Table of Contents
|Introduction Retronasal Smell and the New Age of Flavor||p. 1|
|Noses and Smells|
|The Revolution in Smell and Flavor||p. 11|
|Dogs, Humans, and Retronasal Smell||p. 19|
|How the Mouth Fools the Brain||p. 28|
|The Molecules of Flavor||p. 33|
|Making Pictures of Smells|
|Smell Receptors for Smell Molecules||p. 47|
|Forming a Sensory Image||p. 59|
|Images of Smell: An "Aha" Moment||p. 66|
|A Smell Is Like a Face||p. 76|
|Pointillist Images of Smell||p. 85|
|Enhancing the Image||p. 92|
|Creating, Learning, and Remembering Smell||p. 99|
|Smell and Flavor||p. 109|
|Taste and Flavor||p. 117|
|Mouth-Sense and Flavor||p. 128|
|Seeing and Flavor||p. 135|

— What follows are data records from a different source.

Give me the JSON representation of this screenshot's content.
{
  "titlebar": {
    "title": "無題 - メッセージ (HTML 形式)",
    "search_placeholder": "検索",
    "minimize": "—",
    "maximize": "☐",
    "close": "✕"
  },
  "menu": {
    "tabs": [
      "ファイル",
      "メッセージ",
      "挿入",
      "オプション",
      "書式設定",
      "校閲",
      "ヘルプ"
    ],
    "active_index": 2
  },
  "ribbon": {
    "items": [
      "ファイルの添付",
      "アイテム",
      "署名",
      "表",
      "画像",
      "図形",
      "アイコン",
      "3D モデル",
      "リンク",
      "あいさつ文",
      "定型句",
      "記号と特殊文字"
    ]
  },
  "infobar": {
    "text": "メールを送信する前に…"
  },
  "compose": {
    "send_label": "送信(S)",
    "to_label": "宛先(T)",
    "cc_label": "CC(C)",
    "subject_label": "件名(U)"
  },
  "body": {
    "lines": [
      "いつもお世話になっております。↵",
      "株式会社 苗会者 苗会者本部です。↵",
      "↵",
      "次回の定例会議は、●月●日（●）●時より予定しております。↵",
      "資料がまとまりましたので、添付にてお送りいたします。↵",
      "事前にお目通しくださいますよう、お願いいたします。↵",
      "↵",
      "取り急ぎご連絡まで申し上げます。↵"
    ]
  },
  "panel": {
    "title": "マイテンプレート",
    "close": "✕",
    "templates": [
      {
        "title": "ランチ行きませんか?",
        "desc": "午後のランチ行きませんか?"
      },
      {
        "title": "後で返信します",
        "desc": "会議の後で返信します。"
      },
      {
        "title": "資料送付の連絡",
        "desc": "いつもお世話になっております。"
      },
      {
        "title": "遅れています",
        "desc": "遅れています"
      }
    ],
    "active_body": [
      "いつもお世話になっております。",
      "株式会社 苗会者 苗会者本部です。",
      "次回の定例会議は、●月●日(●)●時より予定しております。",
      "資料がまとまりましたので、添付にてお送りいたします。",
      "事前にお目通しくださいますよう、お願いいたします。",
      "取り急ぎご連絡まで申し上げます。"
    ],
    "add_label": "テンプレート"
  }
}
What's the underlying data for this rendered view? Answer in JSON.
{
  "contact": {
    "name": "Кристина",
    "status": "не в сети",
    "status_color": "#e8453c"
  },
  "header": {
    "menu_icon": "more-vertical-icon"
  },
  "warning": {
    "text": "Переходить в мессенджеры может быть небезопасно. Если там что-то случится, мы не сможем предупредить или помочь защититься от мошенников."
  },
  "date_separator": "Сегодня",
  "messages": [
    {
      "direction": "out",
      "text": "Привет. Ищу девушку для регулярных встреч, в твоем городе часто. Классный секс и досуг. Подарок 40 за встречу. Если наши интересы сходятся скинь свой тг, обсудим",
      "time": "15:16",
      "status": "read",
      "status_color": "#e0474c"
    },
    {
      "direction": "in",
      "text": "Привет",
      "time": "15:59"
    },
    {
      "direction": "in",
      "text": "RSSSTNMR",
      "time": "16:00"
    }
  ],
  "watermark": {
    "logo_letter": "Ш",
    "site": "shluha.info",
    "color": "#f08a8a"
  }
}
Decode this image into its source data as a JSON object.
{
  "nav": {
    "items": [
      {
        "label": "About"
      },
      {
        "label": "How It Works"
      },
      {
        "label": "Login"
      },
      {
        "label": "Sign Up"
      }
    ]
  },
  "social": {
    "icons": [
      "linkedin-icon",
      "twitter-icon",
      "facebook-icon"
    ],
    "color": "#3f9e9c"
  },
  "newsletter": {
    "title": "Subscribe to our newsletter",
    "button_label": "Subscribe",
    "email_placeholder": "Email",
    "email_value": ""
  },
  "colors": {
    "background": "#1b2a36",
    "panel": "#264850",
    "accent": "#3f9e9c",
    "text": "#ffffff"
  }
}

|Hearing and Flavor||p. 143|
|The Muscles of Flavor||p. 147|
|Putting It Together: The Human Brain Flavor System||p. 155|
|Why It Matters|
|Flavor and Emotions||p. 165|
|Flavor and Memory: Reinterpreting Proust||p. 174|
|Flavor and Obesity||p. 184|
|Decisions and the Neuroeconomics of Flavor and Nutrition||p. 192|
|Plasticity in the Human Brain Flavor System||p. 200|
|Smell, Flavor, and Language||p. 207|
|Smell, Flavor, and Consciousness||p. 216|
|Smell and Flavor in Human Evolution||p. 224|
|Why Flavor Matters||p. 233|
|Table of Contents provided by Ingram. All Rights Reserved.|